FSA decides to ban BGC senior executive Anthony Verrier



The Financial Services Authority (FSA) has published a decision notice indicating that it has decided to prohibit Anthony Verrier (a senior executive at BGC) from performing any function in relation to any regulated activity in the financial services industry.

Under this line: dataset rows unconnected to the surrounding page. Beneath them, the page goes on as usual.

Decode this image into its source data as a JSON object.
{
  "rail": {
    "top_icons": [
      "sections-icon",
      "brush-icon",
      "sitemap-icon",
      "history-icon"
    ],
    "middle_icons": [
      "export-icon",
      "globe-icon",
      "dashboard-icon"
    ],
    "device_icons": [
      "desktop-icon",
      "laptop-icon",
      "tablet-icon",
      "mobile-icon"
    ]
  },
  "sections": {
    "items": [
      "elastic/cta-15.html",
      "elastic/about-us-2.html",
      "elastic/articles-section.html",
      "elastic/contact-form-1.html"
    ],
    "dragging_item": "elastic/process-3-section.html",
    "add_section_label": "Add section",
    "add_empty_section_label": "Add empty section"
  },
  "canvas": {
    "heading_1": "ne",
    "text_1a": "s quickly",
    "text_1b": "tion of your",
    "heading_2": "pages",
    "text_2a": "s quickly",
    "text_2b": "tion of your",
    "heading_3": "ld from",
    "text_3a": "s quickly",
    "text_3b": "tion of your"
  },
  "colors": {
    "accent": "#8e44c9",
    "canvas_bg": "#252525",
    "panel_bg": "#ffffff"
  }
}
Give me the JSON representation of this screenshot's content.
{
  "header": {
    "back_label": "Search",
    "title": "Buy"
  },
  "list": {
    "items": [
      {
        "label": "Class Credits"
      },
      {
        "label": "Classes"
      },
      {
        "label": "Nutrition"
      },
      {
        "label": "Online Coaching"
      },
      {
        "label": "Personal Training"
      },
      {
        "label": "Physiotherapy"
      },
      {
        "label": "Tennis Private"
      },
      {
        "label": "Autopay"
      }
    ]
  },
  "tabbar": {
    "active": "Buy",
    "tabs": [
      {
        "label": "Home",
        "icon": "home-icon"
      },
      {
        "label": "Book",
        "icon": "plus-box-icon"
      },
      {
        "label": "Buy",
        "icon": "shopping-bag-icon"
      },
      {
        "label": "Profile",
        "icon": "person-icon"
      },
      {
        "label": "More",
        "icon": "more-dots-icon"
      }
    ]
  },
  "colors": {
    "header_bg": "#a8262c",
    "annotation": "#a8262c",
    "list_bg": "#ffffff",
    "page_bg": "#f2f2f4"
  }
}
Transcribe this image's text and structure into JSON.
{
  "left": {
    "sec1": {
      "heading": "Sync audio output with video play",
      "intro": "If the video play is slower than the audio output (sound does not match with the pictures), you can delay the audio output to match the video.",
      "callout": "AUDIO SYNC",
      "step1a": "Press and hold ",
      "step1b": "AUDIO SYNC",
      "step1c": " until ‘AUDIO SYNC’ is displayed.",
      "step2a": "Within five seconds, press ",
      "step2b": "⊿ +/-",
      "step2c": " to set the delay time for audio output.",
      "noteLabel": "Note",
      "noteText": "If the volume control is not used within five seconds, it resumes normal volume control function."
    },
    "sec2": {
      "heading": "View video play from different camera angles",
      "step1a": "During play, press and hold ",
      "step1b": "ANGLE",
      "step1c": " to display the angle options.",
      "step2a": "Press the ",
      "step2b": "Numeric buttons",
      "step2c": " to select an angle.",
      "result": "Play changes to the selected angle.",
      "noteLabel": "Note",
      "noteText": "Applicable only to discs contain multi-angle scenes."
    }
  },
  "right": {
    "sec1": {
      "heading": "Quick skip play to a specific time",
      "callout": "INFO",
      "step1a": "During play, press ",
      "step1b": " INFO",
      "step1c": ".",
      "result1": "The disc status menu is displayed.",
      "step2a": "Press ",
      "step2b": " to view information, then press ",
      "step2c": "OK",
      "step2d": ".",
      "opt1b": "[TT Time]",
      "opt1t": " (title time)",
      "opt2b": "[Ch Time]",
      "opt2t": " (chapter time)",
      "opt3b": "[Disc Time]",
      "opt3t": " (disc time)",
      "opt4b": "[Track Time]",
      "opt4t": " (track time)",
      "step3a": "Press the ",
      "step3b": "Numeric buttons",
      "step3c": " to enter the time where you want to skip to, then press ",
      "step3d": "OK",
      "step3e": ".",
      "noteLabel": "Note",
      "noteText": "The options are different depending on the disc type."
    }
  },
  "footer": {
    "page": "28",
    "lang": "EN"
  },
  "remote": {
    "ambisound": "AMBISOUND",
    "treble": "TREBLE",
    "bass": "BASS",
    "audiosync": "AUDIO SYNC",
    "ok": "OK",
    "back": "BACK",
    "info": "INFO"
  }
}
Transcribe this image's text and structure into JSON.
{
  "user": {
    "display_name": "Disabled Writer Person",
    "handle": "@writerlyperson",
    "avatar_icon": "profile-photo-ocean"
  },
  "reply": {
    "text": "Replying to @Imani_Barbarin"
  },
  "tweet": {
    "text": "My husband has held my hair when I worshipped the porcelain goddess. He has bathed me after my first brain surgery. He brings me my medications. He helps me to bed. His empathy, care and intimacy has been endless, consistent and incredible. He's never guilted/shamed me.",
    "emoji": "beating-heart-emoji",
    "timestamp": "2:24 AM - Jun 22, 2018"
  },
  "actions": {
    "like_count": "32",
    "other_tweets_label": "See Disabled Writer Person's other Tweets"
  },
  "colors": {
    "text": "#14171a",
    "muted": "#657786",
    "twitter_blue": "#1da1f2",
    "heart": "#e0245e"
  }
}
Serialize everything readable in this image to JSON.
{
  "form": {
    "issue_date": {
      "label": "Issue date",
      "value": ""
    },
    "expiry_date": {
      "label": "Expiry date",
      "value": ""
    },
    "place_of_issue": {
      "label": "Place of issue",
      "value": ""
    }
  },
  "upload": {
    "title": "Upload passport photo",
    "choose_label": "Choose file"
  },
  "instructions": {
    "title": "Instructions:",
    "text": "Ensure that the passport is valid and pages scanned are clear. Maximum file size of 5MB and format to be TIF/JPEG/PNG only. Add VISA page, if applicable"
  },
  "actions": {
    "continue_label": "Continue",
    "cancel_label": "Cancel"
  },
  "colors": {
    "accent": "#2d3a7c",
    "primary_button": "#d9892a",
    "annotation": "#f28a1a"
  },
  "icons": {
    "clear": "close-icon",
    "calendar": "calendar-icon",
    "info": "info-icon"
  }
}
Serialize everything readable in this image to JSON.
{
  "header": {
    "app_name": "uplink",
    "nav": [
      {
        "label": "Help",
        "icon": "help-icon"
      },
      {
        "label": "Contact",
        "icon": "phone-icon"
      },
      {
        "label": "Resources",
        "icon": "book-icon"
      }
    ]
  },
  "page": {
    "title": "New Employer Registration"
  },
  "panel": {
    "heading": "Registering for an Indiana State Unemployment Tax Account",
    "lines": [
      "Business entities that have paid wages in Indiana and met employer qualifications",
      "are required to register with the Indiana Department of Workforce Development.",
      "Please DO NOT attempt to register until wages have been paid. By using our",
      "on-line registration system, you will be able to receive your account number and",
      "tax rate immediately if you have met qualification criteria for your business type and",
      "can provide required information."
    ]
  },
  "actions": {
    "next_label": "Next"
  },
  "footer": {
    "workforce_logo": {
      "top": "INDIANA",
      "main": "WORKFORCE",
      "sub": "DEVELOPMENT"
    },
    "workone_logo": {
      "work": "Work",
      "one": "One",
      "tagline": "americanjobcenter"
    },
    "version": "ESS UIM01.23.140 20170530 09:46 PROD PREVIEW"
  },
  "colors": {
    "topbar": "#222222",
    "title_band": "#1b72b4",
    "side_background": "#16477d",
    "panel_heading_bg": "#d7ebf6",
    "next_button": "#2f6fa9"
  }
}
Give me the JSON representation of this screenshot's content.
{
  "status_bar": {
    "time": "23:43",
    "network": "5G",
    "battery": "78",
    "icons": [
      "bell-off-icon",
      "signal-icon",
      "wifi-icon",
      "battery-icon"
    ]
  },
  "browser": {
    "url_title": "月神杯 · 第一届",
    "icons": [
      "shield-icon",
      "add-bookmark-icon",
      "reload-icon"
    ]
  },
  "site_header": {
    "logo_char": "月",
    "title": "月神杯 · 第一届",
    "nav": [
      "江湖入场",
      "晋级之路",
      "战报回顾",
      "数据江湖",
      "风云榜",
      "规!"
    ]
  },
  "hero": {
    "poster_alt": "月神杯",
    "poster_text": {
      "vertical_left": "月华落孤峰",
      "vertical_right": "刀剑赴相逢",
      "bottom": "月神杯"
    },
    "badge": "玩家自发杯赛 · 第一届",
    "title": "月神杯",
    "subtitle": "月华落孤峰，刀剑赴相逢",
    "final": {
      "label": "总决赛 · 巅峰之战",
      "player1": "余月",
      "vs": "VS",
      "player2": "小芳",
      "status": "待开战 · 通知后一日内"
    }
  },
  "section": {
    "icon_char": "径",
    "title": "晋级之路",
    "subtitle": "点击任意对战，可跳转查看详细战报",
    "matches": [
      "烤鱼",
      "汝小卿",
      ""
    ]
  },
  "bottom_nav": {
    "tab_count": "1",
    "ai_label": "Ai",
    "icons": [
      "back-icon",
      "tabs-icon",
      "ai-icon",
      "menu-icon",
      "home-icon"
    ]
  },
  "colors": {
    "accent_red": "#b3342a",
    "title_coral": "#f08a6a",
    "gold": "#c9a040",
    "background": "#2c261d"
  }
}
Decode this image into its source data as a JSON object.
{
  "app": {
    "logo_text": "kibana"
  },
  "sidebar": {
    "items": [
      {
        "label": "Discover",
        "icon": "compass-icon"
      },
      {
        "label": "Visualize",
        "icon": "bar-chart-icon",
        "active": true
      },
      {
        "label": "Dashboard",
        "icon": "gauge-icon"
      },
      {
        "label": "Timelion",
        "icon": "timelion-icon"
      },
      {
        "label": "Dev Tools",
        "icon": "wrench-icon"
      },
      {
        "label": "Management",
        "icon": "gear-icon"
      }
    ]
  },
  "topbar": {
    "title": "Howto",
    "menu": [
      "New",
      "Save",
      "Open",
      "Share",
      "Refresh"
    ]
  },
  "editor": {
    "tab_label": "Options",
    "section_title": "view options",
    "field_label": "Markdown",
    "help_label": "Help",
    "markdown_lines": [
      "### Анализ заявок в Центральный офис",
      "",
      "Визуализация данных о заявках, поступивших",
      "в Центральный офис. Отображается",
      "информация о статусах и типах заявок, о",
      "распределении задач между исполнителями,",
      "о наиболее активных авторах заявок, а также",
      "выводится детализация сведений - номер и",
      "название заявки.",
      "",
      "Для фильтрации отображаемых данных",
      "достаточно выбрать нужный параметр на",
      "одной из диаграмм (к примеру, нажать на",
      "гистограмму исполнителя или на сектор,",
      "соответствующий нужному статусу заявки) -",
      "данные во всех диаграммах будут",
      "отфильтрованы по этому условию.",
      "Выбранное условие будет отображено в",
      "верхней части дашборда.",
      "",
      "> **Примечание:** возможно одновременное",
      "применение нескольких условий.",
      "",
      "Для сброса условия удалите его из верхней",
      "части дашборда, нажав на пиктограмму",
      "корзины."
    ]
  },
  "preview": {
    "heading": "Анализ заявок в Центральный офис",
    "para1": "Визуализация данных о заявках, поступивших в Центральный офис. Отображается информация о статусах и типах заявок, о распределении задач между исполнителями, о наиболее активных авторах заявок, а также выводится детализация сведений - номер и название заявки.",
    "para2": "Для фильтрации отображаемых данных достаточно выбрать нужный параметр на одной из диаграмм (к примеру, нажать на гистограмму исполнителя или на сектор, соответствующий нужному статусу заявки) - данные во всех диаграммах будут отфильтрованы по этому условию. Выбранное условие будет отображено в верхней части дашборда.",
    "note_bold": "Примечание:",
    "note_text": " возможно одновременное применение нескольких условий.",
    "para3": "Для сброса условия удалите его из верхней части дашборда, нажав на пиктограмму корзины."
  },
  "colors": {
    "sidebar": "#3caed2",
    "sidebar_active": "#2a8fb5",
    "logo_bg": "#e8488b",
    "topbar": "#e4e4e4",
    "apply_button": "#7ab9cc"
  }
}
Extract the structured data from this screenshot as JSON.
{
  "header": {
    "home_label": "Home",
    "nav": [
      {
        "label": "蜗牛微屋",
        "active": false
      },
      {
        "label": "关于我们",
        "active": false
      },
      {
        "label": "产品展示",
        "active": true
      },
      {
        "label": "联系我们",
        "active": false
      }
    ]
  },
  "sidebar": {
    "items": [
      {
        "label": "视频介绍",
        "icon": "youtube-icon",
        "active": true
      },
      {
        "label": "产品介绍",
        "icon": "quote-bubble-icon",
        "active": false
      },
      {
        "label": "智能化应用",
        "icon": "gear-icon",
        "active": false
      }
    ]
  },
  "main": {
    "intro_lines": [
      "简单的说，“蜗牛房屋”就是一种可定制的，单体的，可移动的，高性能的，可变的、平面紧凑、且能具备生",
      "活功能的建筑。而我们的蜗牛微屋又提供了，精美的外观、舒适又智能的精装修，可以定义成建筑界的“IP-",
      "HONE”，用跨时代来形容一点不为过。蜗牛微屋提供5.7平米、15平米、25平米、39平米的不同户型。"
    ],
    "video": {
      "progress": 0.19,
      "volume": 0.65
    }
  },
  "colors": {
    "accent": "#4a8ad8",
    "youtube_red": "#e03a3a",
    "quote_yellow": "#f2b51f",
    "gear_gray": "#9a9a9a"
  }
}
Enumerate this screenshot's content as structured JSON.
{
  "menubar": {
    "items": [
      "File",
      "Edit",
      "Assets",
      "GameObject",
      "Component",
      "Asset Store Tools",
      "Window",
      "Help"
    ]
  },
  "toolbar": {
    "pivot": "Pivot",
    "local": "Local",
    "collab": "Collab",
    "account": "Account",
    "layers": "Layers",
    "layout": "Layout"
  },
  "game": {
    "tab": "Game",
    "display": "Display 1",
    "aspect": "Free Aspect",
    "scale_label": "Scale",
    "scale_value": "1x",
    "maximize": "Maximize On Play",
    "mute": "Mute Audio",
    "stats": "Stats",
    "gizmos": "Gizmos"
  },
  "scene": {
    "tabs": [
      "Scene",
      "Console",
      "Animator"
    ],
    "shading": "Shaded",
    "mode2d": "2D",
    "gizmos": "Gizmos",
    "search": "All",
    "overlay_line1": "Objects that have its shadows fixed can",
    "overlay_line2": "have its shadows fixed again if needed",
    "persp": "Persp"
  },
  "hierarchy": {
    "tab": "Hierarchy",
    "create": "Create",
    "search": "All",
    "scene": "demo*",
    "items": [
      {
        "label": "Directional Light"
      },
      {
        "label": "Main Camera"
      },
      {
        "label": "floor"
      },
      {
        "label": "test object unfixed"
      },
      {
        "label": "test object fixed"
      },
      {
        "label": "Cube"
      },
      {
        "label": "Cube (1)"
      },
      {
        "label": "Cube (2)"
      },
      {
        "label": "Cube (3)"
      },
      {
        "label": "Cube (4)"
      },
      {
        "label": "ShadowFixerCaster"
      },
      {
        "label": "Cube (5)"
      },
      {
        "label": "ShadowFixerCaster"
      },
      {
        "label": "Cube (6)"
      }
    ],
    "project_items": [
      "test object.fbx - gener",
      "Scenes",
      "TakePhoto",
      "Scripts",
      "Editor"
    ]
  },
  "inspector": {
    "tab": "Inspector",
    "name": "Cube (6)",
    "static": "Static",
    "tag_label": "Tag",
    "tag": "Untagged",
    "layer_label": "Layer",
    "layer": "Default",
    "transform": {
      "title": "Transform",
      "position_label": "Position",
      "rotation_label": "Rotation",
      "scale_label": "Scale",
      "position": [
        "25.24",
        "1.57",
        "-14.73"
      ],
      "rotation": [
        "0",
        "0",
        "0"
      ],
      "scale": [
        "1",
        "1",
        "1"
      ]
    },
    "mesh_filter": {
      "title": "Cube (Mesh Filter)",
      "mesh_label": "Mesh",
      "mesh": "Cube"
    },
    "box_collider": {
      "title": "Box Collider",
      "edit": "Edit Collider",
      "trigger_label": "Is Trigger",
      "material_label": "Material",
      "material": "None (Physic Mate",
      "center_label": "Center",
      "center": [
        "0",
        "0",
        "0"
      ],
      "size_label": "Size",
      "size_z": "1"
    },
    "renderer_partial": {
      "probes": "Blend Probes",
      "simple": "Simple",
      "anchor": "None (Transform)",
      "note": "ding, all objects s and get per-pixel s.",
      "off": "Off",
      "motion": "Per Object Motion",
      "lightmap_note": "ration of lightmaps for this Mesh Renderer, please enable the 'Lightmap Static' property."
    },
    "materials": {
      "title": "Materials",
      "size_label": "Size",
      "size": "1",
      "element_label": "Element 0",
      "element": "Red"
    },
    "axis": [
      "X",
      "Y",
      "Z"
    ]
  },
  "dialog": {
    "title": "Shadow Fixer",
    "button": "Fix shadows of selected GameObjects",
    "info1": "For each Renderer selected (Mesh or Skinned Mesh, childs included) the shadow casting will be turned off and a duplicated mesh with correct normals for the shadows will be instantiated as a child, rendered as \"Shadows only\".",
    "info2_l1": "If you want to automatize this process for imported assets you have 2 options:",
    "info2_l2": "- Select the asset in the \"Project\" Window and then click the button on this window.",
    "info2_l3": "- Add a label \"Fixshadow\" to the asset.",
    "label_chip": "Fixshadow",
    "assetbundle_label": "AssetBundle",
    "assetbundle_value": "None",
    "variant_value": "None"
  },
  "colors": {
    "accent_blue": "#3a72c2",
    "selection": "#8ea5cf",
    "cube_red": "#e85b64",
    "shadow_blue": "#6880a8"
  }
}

The FSA believes that Verrier is not a fit and proper person due to concerns over his honesty, integrity and reputation.

Verrier has referred the matter to the Upper Tribunal (the Tribunal) where he and the FSA will each present their case.   The Tribunal will then determine the appropriate action for the FSA to take.  The Tribunal may uphold, vary or cancel the FSA’s decision.  The Tribunal’s decision will be made public on its website.

The FSA based its decision on the High Court’s findings in Tullett Prebon plc (and two others) v BGC Brokers LP (and 13 others, including Verrier), [2010] EWHC 484 (QB).  As the Court of Appeal summarised in Tullett Prebon plc & Ord v BGC Brokers LP & Ors, [2011] EWCA Civ 131:  “Mr Verrier was found [by the High Court] to have participated in an unlawful means conspiracy, the unlawful means including the inducement of the broker defendants to breach their contracts of employment with Tullett by leaving early without lawful justification.

Notably, the High Court also “found that in [Verrier’s] evidence Mr Verrier stuck to the truth where he was able to, but departed from it with equanimity and adroitness where the truth was inconvenient.” 

Given these findings by the High Court—as well as a number of its other findings and comments concerning Verrier’s behaviour during the trial—the FSA decided that Verrier should be banned from working in the financial services industry.

Tracey McDermott, the FSA’s acting director of enforcement and financial crime, said:

“One of our fundamental requirements for approved persons is that they must act with honesty and integrity.  This is to ensure not only that their customers and clients are treated properly but also that the regulator can have trust and confidence in what we are being told about the way businesses are being run.  In light of the High Court’s findings about Verrier’s conduct, we have concluded that he is not fit and proper to be in the UK financial services industry.”